• DATA FOR ANALYSIS

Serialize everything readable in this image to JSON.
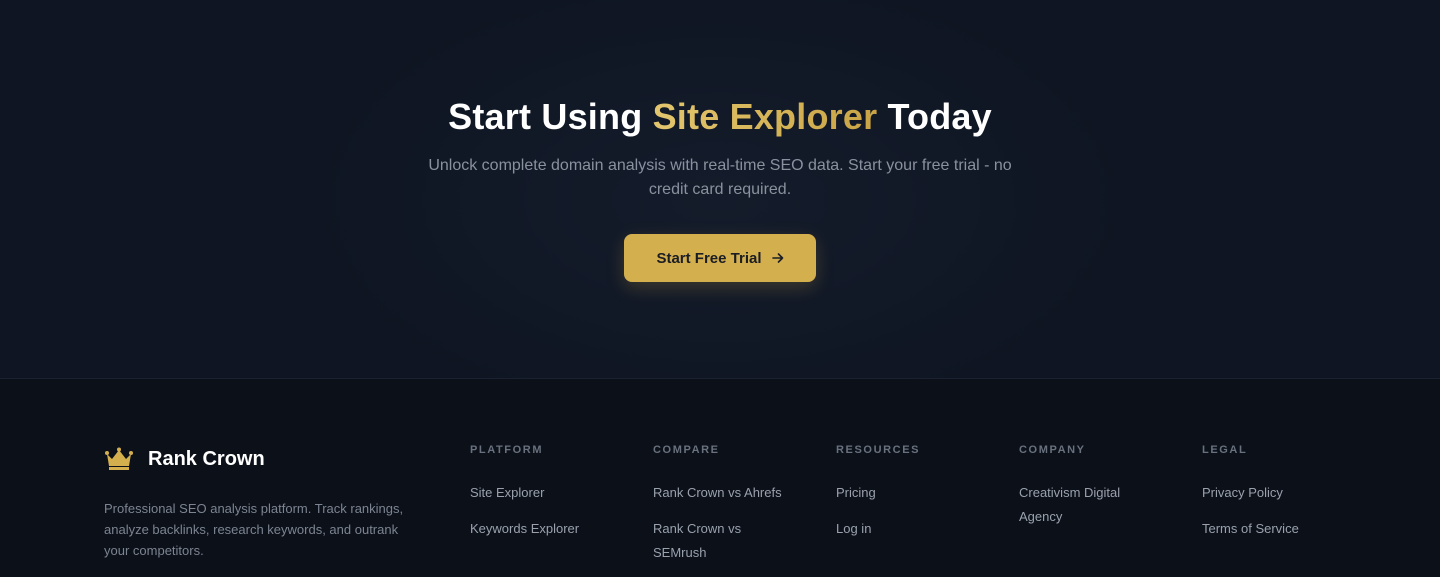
{
  "cta": {
    "title_part1": "Start Using ",
    "title_highlight": "Site Explorer",
    "title_part2": " Today",
    "subtitle": "Unlock complete domain analysis with real-time SEO data. Start your free trial - no credit card required.",
    "button_label": "Start Free Trial",
    "accent_color": "#d4af4e"
  },
  "footer": {
    "brand_name": "Rank Crown",
    "brand_icon": "crown-icon",
    "description": "Professional SEO analysis platform. Track rankings, analyze backlinks, research keywords, and outrank your competitors.",
    "columns": [
      {
        "title": "PLATFORM",
        "links": [
          "Site Explorer",
          "Keywords Explorer"
        ]
      },
      {
        "title": "COMPARE",
        "links": [
          "Rank Crown vs Ahrefs",
          "Rank Crown vs SEMrush"
        ]
      },
      {
        "title": "RESOURCES",
        "links": [
          "Pricing",
          "Log in"
        ]
      },
      {
        "title": "COMPANY",
        "links": [
          "Creativism Digital Agency"
        ]
      },
      {
        "title": "LEGAL",
        "links": [
          "Privacy Policy",
          "Terms of Service"
        ]
      }
    ]
  }
}
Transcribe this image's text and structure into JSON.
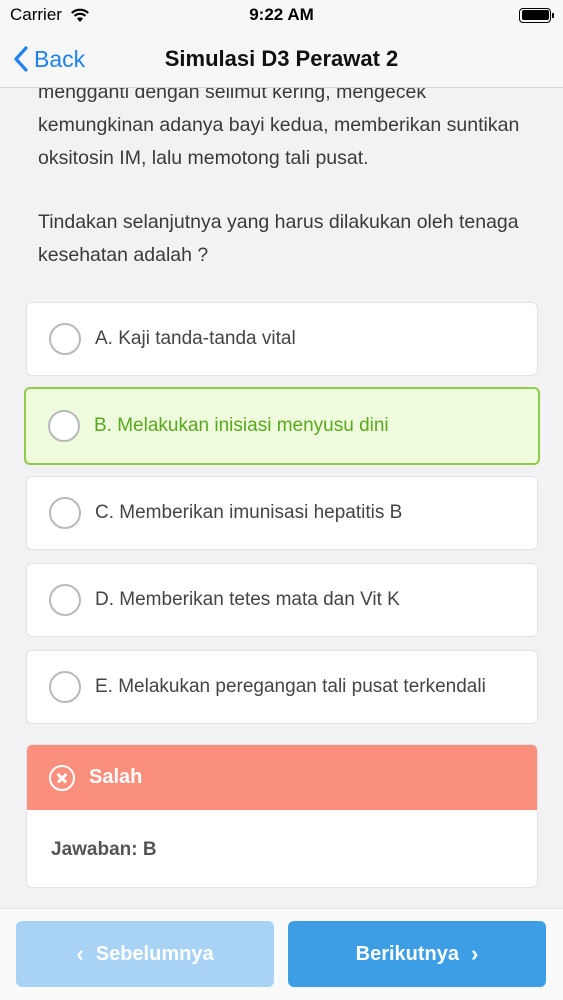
{
  "status_bar": {
    "carrier": "Carrier",
    "time": "9:22 AM"
  },
  "nav": {
    "back_label": "Back",
    "title": "Simulasi D3 Perawat 2"
  },
  "question": {
    "text_part1": "mengganti dengan selimut kering, mengecek kemungkinan adanya bayi kedua, memberikan suntikan oksitosin IM, lalu memotong tali pusat.",
    "text_part2": "Tindakan selanjutnya yang harus dilakukan oleh tenaga kesehatan adalah ?"
  },
  "options": [
    {
      "label": "A. Kaji tanda-tanda vital",
      "state": "normal"
    },
    {
      "label": "B. Melakukan inisiasi menyusu dini",
      "state": "correct"
    },
    {
      "label": "C. Memberikan imunisasi hepatitis B",
      "state": "normal"
    },
    {
      "label": "D. Memberikan tetes mata dan Vit K",
      "state": "normal"
    },
    {
      "label": "E. Melakukan peregangan tali pusat terkendali",
      "state": "normal"
    }
  ],
  "result": {
    "status": "Salah",
    "answer": "Jawaban: B"
  },
  "footer": {
    "prev_label": "Sebelumnya",
    "next_label": "Berikutnya"
  },
  "colors": {
    "accent_blue": "#1f82f0",
    "correct_green": "#8fcc4a",
    "wrong_red": "#fb8f7d",
    "next_button": "#3d9ee6",
    "prev_button": "#a8d3f4"
  }
}
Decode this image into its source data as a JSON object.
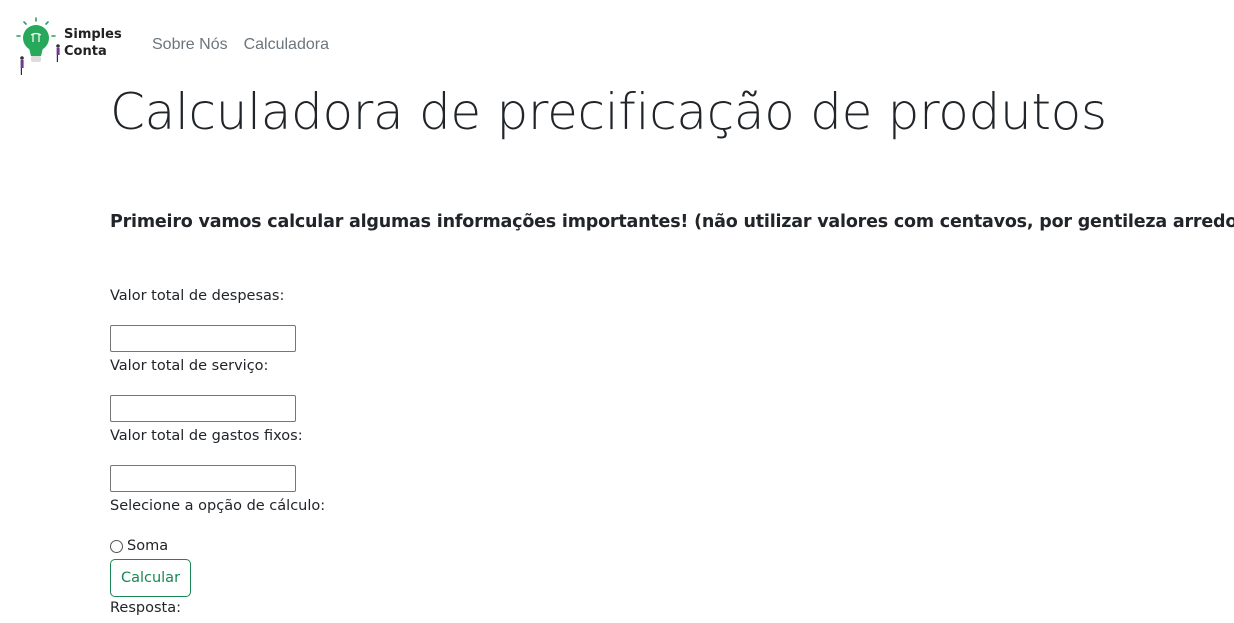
{
  "navbar": {
    "brand_line1": "Simples",
    "brand_line2": "Conta",
    "links": [
      "Sobre Nós",
      "Calculadora"
    ]
  },
  "main": {
    "title": "Calculadora de precificação de produtos",
    "subtitle": "Primeiro vamos calcular algumas informações importantes! (não utilizar valores com centavos, por gentileza arredondar)",
    "fields": [
      {
        "label": "Valor total de despesas:",
        "value": ""
      },
      {
        "label": "Valor total de serviço:",
        "value": ""
      },
      {
        "label": "Valor total de gastos fixos:",
        "value": ""
      }
    ],
    "option_label": "Selecione a opção de cálculo:",
    "radio_option": "Soma",
    "button_label": "Calcular",
    "response_label": "Resposta:"
  },
  "colors": {
    "accent": "#198754",
    "nav_link": "#6c757d",
    "text": "#212529"
  },
  "icons": {
    "logo": "lightbulb-logo-icon"
  }
}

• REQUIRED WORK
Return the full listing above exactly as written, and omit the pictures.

• RESULT OF THE TASK
Serialize everything readable in this image to JSON.
{
  "cta": {
    "title_part1": "Start Using ",
    "title_highlight": "Site Explorer",
    "title_part2": " Today",
    "subtitle": "Unlock complete domain analysis with real-time SEO data. Start your free trial - no credit card required.",
    "button_label": "Start Free Trial",
    "accent_color": "#d4af4e"
  },
  "footer": {
    "brand_name": "Rank Crown",
    "brand_icon": "crown-icon",
    "description": "Professional SEO analysis platform. Track rankings, analyze backlinks, research keywords, and outrank your competitors.",
    "columns": [
      {
        "title": "PLATFORM",
        "links": [
          "Site Explorer",
          "Keywords Explorer"
        ]
      },
      {
        "title": "COMPARE",
        "links": [
          "Rank Crown vs Ahrefs",
          "Rank Crown vs SEMrush"
        ]
      },
      {
        "title": "RESOURCES",
        "links": [
          "Pricing",
          "Log in"
        ]
      },
      {
        "title": "COMPANY",
        "links": [
          "Creativism Digital Agency"
        ]
      },
      {
        "title": "LEGAL",
        "links": [
          "Privacy Policy",
          "Terms of Service"
        ]
      }
    ]
  }
}
Transcribe this image's text and structure into JSON.
{
  "status_bar": {
    "carrier": "Carrier",
    "time": "9:22 AM"
  },
  "nav": {
    "back_label": "Back",
    "title": "Simulasi D3 Perawat 2"
  },
  "question": {
    "text_part1": "mengganti dengan selimut kering, mengecek kemungkinan adanya bayi kedua, memberikan suntikan oksitosin IM, lalu memotong tali pusat.",
    "text_part2": "Tindakan selanjutnya yang harus dilakukan oleh tenaga kesehatan adalah ?"
  },
  "options": [
    {
      "label": "A. Kaji tanda-tanda vital",
      "state": "normal"
    },
    {
      "label": "B. Melakukan inisiasi menyusu dini",
      "state": "correct"
    },
    {
      "label": "C. Memberikan imunisasi hepatitis B",
      "state": "normal"
    },
    {
      "label": "D. Memberikan tetes mata dan Vit K",
      "state": "normal"
    },
    {
      "label": "E. Melakukan peregangan tali pusat terkendali",
      "state": "normal"
    }
  ],
  "result": {
    "status": "Salah",
    "answer": "Jawaban: B"
  },
  "footer": {
    "prev_label": "Sebelumnya",
    "next_label": "Berikutnya"
  },
  "colors": {
    "accent_blue": "#1f82f0",
    "correct_green": "#8fcc4a",
    "wrong_red": "#fb8f7d",
    "next_button": "#3d9ee6",
    "prev_button": "#a8d3f4"
  }
}
Decode this image into its source data as a JSON object.
{
  "navbar": {
    "brand_line1": "Simples",
    "brand_line2": "Conta",
    "links": [
      "Sobre Nós",
      "Calculadora"
    ]
  },
  "main": {
    "title": "Calculadora de precificação de produtos",
    "subtitle": "Primeiro vamos calcular algumas informações importantes! (não utilizar valores com centavos, por gentileza arredondar)",
    "fields": [
      {
        "label": "Valor total de despesas:",
        "value": ""
      },
      {
        "label": "Valor total de serviço:",
        "value": ""
      },
      {
        "label": "Valor total de gastos fixos:",
        "value": ""
      }
    ],
    "option_label": "Selecione a opção de cálculo:",
    "radio_option": "Soma",
    "button_label": "Calcular",
    "response_label": "Resposta:"
  },
  "colors": {
    "accent": "#198754",
    "nav_link": "#6c757d",
    "text": "#212529"
  },
  "icons": {
    "logo": "lightbulb-logo-icon"
  }
}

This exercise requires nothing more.